▶ **Dataset rows for apps and sites**:
========

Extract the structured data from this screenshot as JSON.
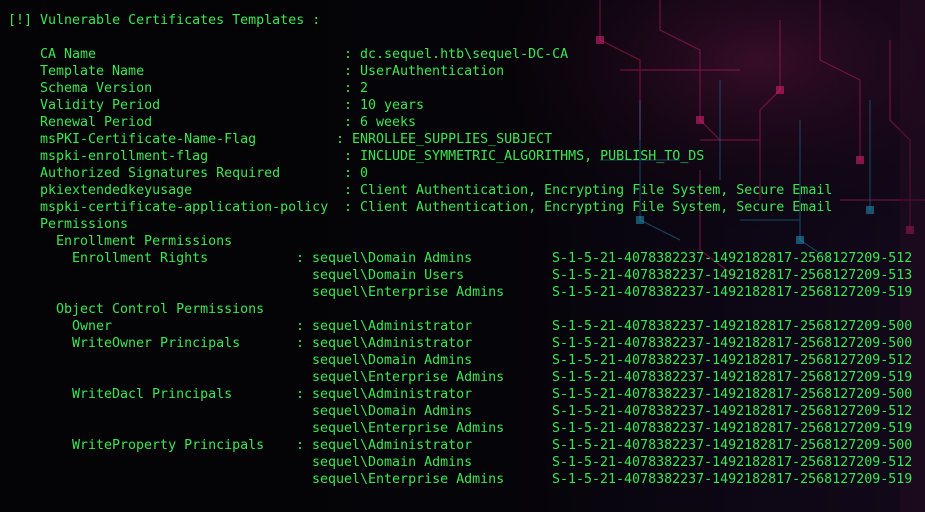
{
  "terminal": {
    "header": "[!] Vulnerable Certificates Templates :",
    "fields": [
      {
        "key": "CA Name",
        "value": ": dc.sequel.htb\\sequel-DC-CA"
      },
      {
        "key": "Template Name",
        "value": ": UserAuthentication"
      },
      {
        "key": "Schema Version",
        "value": ": 2"
      },
      {
        "key": "Validity Period",
        "value": ": 10 years"
      },
      {
        "key": "Renewal Period",
        "value": ": 6 weeks"
      },
      {
        "key": "msPKI-Certificate-Name-Flag",
        "value": ": ENROLLEE_SUPPLIES_SUBJECT"
      },
      {
        "key": "mspki-enrollment-flag",
        "value": ": INCLUDE_SYMMETRIC_ALGORITHMS, PUBLISH_TO_DS"
      },
      {
        "key": "Authorized Signatures Required",
        "value": ": 0"
      },
      {
        "key": "pkiextendedkeyusage",
        "value": ": Client Authentication, Encrypting File System, Secure Email"
      },
      {
        "key": "mspki-certificate-application-policy",
        "value": ": Client Authentication, Encrypting File System, Secure Email"
      }
    ],
    "permissions_heading": "Permissions",
    "enrollment_heading": "Enrollment Permissions",
    "enrollment_rights": {
      "label": "Enrollment Rights",
      "entries": [
        {
          "principal": ": sequel\\Domain Admins",
          "sid": "S-1-5-21-4078382237-1492182817-2568127209-512"
        },
        {
          "principal": "sequel\\Domain Users",
          "sid": "S-1-5-21-4078382237-1492182817-2568127209-513"
        },
        {
          "principal": "sequel\\Enterprise Admins",
          "sid": "S-1-5-21-4078382237-1492182817-2568127209-519"
        }
      ]
    },
    "object_control_heading": "Object Control Permissions",
    "owner": {
      "label": "Owner",
      "entries": [
        {
          "principal": ": sequel\\Administrator",
          "sid": "S-1-5-21-4078382237-1492182817-2568127209-500"
        }
      ]
    },
    "write_owner": {
      "label": "WriteOwner Principals",
      "entries": [
        {
          "principal": ": sequel\\Administrator",
          "sid": "S-1-5-21-4078382237-1492182817-2568127209-500"
        },
        {
          "principal": "sequel\\Domain Admins",
          "sid": "S-1-5-21-4078382237-1492182817-2568127209-512"
        },
        {
          "principal": "sequel\\Enterprise Admins",
          "sid": "S-1-5-21-4078382237-1492182817-2568127209-519"
        }
      ]
    },
    "write_dacl": {
      "label": "WriteDacl Principals",
      "entries": [
        {
          "principal": ": sequel\\Administrator",
          "sid": "S-1-5-21-4078382237-1492182817-2568127209-500"
        },
        {
          "principal": "sequel\\Domain Admins",
          "sid": "S-1-5-21-4078382237-1492182817-2568127209-512"
        },
        {
          "principal": "sequel\\Enterprise Admins",
          "sid": "S-1-5-21-4078382237-1492182817-2568127209-519"
        }
      ]
    },
    "write_property": {
      "label": "WriteProperty Principals",
      "entries": [
        {
          "principal": ": sequel\\Administrator",
          "sid": "S-1-5-21-4078382237-1492182817-2568127209-500"
        },
        {
          "principal": "sequel\\Domain Admins",
          "sid": "S-1-5-21-4078382237-1492182817-2568127209-512"
        },
        {
          "principal": "sequel\\Enterprise Admins",
          "sid": "S-1-5-21-4078382237-1492182817-2568127209-519"
        }
      ]
    },
    "colors": {
      "text": "#38e850",
      "background": "#050308",
      "accent_pink": "#d0206a",
      "accent_cyan": "#1fa0c8"
    }
  }
}
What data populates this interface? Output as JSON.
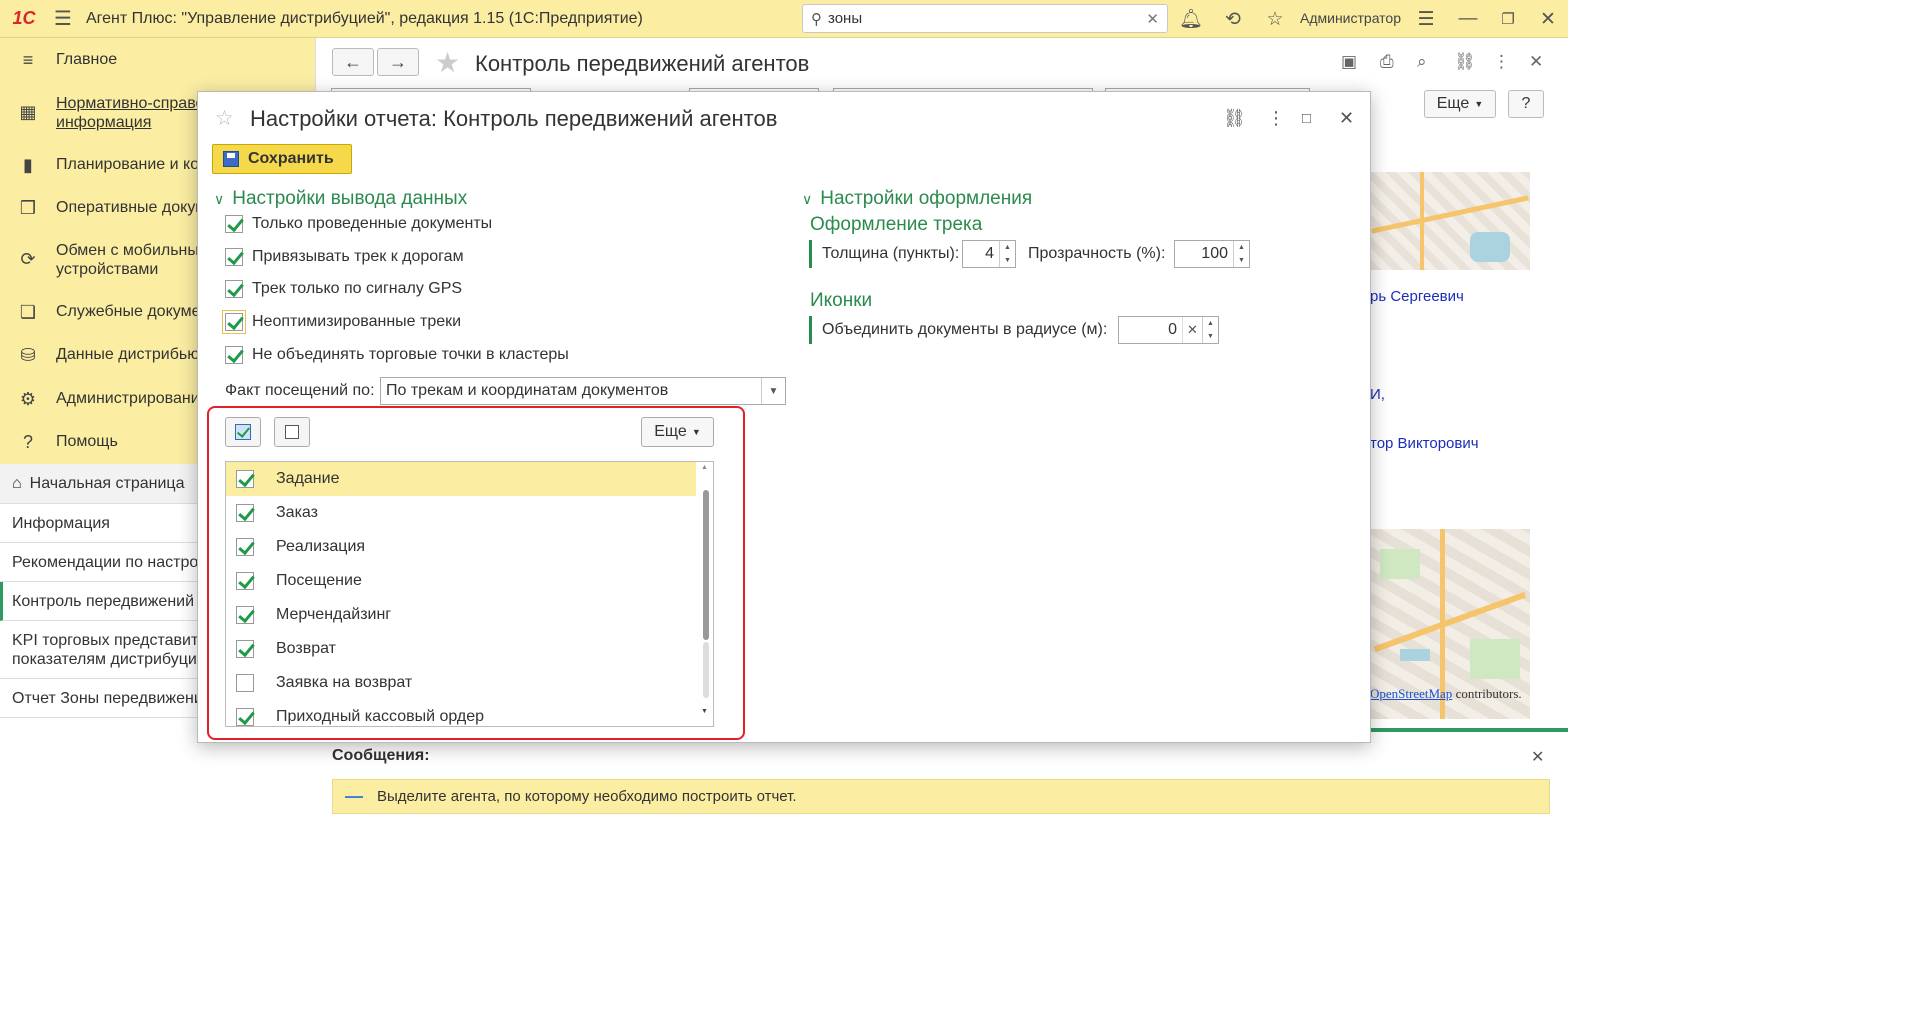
{
  "topbar": {
    "logo": "1С",
    "title": "Агент Плюс: \"Управление дистрибуцией\", редакция 1.15  (1С:Предприятие)",
    "search_value": "зоны",
    "user": "Администратор"
  },
  "sidebar": {
    "items": [
      {
        "label": "Главное",
        "icon": "menu-icon"
      },
      {
        "label": "Нормативно-справочная информация",
        "icon": "grid-icon"
      },
      {
        "label": "Планирование и контроль",
        "icon": "chart-icon"
      },
      {
        "label": "Оперативные документы",
        "icon": "documents-icon"
      },
      {
        "label": "Обмен с мобильными устройствами",
        "icon": "sync-icon"
      },
      {
        "label": "Служебные документы",
        "icon": "files-icon"
      },
      {
        "label": "Данные дистрибьютора",
        "icon": "database-icon"
      },
      {
        "label": "Администрирование",
        "icon": "gear-icon"
      },
      {
        "label": "Помощь",
        "icon": "question-icon"
      }
    ],
    "nav_lines": {
      "item1_line1": "Нормативно-справочная",
      "item1_line2": "информация",
      "item4_line1": "Обмен с мобильными",
      "item4_line2": "устройствами"
    },
    "open_windows": [
      "Начальная страница",
      "Информация",
      "Рекомендации по настройке",
      "Контроль передвижений агентов",
      "KPI торговых представителей по показателям дистрибуции",
      "Отчет Зоны передвижения"
    ],
    "kpi_line1": "KPI торговых представителей по",
    "kpi_line2": "показателям дистрибуции"
  },
  "main": {
    "title": "Контроль передвижений агентов",
    "more_label": "Еще",
    "help_label": "?",
    "bg_texts": [
      "рь Сергеевич",
      "И,",
      "тор Викторович"
    ],
    "map_credit_link": "OpenStreetMap",
    "map_credit_rest": " contributors.",
    "messages_title": "Сообщения:",
    "message_text": "Выделите агента, по которому необходимо построить отчет."
  },
  "dialog": {
    "title": "Настройки отчета: Контроль передвижений агентов",
    "save_label": "Сохранить",
    "output_section": "Настройки вывода данных",
    "checkboxes": [
      {
        "label": "Только проведенные документы",
        "checked": true
      },
      {
        "label": "Привязывать трек к дорогам",
        "checked": true
      },
      {
        "label": "Трек только по сигналу GPS",
        "checked": true
      },
      {
        "label": "Неоптимизированные треки",
        "checked": true
      },
      {
        "label": "Не объединять торговые точки в кластеры",
        "checked": true
      }
    ],
    "visit_label": "Факт посещений по:",
    "visit_value": "По трекам и координатам документов",
    "design_section": "Настройки оформления",
    "track_subtitle": "Оформление трека",
    "thickness_label": "Толщина (пункты):",
    "thickness_value": "4",
    "opacity_label": "Прозрачность (%):",
    "opacity_value": "100",
    "icons_subtitle": "Иконки",
    "radius_label": "Объединить документы в радиусе (м):",
    "radius_value": "0",
    "more_label": "Еще",
    "doc_types": [
      {
        "label": "Задание",
        "checked": true,
        "selected": true
      },
      {
        "label": "Заказ",
        "checked": true
      },
      {
        "label": "Реализация",
        "checked": true
      },
      {
        "label": "Посещение",
        "checked": true
      },
      {
        "label": "Мерчендайзинг",
        "checked": true
      },
      {
        "label": "Возврат",
        "checked": true
      },
      {
        "label": "Заявка на возврат",
        "checked": false
      },
      {
        "label": "Приходный кассовый ордер",
        "checked": true
      }
    ]
  },
  "colors": {
    "accent_yellow": "#fbeea3",
    "section_green": "#2b8a4e",
    "highlight_red": "#e0202a"
  }
}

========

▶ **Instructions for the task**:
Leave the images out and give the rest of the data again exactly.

▶ **Response to this exercise**:
Extract the structured data from this screenshot as JSON.
{
  "terminal": {
    "header": "[!] Vulnerable Certificates Templates :",
    "fields": [
      {
        "key": "CA Name",
        "value": ": dc.sequel.htb\\sequel-DC-CA"
      },
      {
        "key": "Template Name",
        "value": ": UserAuthentication"
      },
      {
        "key": "Schema Version",
        "value": ": 2"
      },
      {
        "key": "Validity Period",
        "value": ": 10 years"
      },
      {
        "key": "Renewal Period",
        "value": ": 6 weeks"
      },
      {
        "key": "msPKI-Certificate-Name-Flag",
        "value": ": ENROLLEE_SUPPLIES_SUBJECT"
      },
      {
        "key": "mspki-enrollment-flag",
        "value": ": INCLUDE_SYMMETRIC_ALGORITHMS, PUBLISH_TO_DS"
      },
      {
        "key": "Authorized Signatures Required",
        "value": ": 0"
      },
      {
        "key": "pkiextendedkeyusage",
        "value": ": Client Authentication, Encrypting File System, Secure Email"
      },
      {
        "key": "mspki-certificate-application-policy",
        "value": ": Client Authentication, Encrypting File System, Secure Email"
      }
    ],
    "permissions_heading": "Permissions",
    "enrollment_heading": "Enrollment Permissions",
    "enrollment_rights": {
      "label": "Enrollment Rights",
      "entries": [
        {
          "principal": ": sequel\\Domain Admins",
          "sid": "S-1-5-21-4078382237-1492182817-2568127209-512"
        },
        {
          "principal": "sequel\\Domain Users",
          "sid": "S-1-5-21-4078382237-1492182817-2568127209-513"
        },
        {
          "principal": "sequel\\Enterprise Admins",
          "sid": "S-1-5-21-4078382237-1492182817-2568127209-519"
        }
      ]
    },
    "object_control_heading": "Object Control Permissions",
    "owner": {
      "label": "Owner",
      "entries": [
        {
          "principal": ": sequel\\Administrator",
          "sid": "S-1-5-21-4078382237-1492182817-2568127209-500"
        }
      ]
    },
    "write_owner": {
      "label": "WriteOwner Principals",
      "entries": [
        {
          "principal": ": sequel\\Administrator",
          "sid": "S-1-5-21-4078382237-1492182817-2568127209-500"
        },
        {
          "principal": "sequel\\Domain Admins",
          "sid": "S-1-5-21-4078382237-1492182817-2568127209-512"
        },
        {
          "principal": "sequel\\Enterprise Admins",
          "sid": "S-1-5-21-4078382237-1492182817-2568127209-519"
        }
      ]
    },
    "write_dacl": {
      "label": "WriteDacl Principals",
      "entries": [
        {
          "principal": ": sequel\\Administrator",
          "sid": "S-1-5-21-4078382237-1492182817-2568127209-500"
        },
        {
          "principal": "sequel\\Domain Admins",
          "sid": "S-1-5-21-4078382237-1492182817-2568127209-512"
        },
        {
          "principal": "sequel\\Enterprise Admins",
          "sid": "S-1-5-21-4078382237-1492182817-2568127209-519"
        }
      ]
    },
    "write_property": {
      "label": "WriteProperty Principals",
      "entries": [
        {
          "principal": ": sequel\\Administrator",
          "sid": "S-1-5-21-4078382237-1492182817-2568127209-500"
        },
        {
          "principal": "sequel\\Domain Admins",
          "sid": "S-1-5-21-4078382237-1492182817-2568127209-512"
        },
        {
          "principal": "sequel\\Enterprise Admins",
          "sid": "S-1-5-21-4078382237-1492182817-2568127209-519"
        }
      ]
    },
    "colors": {
      "text": "#38e850",
      "background": "#050308",
      "accent_pink": "#d0206a",
      "accent_cyan": "#1fa0c8"
    }
  }
}
What data populates this interface? Output as JSON.
{
  "topbar": {
    "logo": "1С",
    "title": "Агент Плюс: \"Управление дистрибуцией\", редакция 1.15  (1С:Предприятие)",
    "search_value": "зоны",
    "user": "Администратор"
  },
  "sidebar": {
    "items": [
      {
        "label": "Главное",
        "icon": "menu-icon"
      },
      {
        "label": "Нормативно-справочная информация",
        "icon": "grid-icon"
      },
      {
        "label": "Планирование и контроль",
        "icon": "chart-icon"
      },
      {
        "label": "Оперативные документы",
        "icon": "documents-icon"
      },
      {
        "label": "Обмен с мобильными устройствами",
        "icon": "sync-icon"
      },
      {
        "label": "Служебные документы",
        "icon": "files-icon"
      },
      {
        "label": "Данные дистрибьютора",
        "icon": "database-icon"
      },
      {
        "label": "Администрирование",
        "icon": "gear-icon"
      },
      {
        "label": "Помощь",
        "icon": "question-icon"
      }
    ],
    "nav_lines": {
      "item1_line1": "Нормативно-справочная",
      "item1_line2": "информация",
      "item4_line1": "Обмен с мобильными",
      "item4_line2": "устройствами"
    },
    "open_windows": [
      "Начальная страница",
      "Информация",
      "Рекомендации по настройке",
      "Контроль передвижений агентов",
      "KPI торговых представителей по показателям дистрибуции",
      "Отчет Зоны передвижения"
    ],
    "kpi_line1": "KPI торговых представителей по",
    "kpi_line2": "показателям дистрибуции"
  },
  "main": {
    "title": "Контроль передвижений агентов",
    "more_label": "Еще",
    "help_label": "?",
    "bg_texts": [
      "рь Сергеевич",
      "И,",
      "тор Викторович"
    ],
    "map_credit_link": "OpenStreetMap",
    "map_credit_rest": " contributors.",
    "messages_title": "Сообщения:",
    "message_text": "Выделите агента, по которому необходимо построить отчет."
  },
  "dialog": {
    "title": "Настройки отчета: Контроль передвижений агентов",
    "save_label": "Сохранить",
    "output_section": "Настройки вывода данных",
    "checkboxes": [
      {
        "label": "Только проведенные документы",
        "checked": true
      },
      {
        "label": "Привязывать трек к дорогам",
        "checked": true
      },
      {
        "label": "Трек только по сигналу GPS",
        "checked": true
      },
      {
        "label": "Неоптимизированные треки",
        "checked": true
      },
      {
        "label": "Не объединять торговые точки в кластеры",
        "checked": true
      }
    ],
    "visit_label": "Факт посещений по:",
    "visit_value": "По трекам и координатам документов",
    "design_section": "Настройки оформления",
    "track_subtitle": "Оформление трека",
    "thickness_label": "Толщина (пункты):",
    "thickness_value": "4",
    "opacity_label": "Прозрачность (%):",
    "opacity_value": "100",
    "icons_subtitle": "Иконки",
    "radius_label": "Объединить документы в радиусе (м):",
    "radius_value": "0",
    "more_label": "Еще",
    "doc_types": [
      {
        "label": "Задание",
        "checked": true,
        "selected": true
      },
      {
        "label": "Заказ",
        "checked": true
      },
      {
        "label": "Реализация",
        "checked": true
      },
      {
        "label": "Посещение",
        "checked": true
      },
      {
        "label": "Мерчендайзинг",
        "checked": true
      },
      {
        "label": "Возврат",
        "checked": true
      },
      {
        "label": "Заявка на возврат",
        "checked": false
      },
      {
        "label": "Приходный кассовый ордер",
        "checked": true
      }
    ]
  },
  "colors": {
    "accent_yellow": "#fbeea3",
    "section_green": "#2b8a4e",
    "highlight_red": "#e0202a"
  }
}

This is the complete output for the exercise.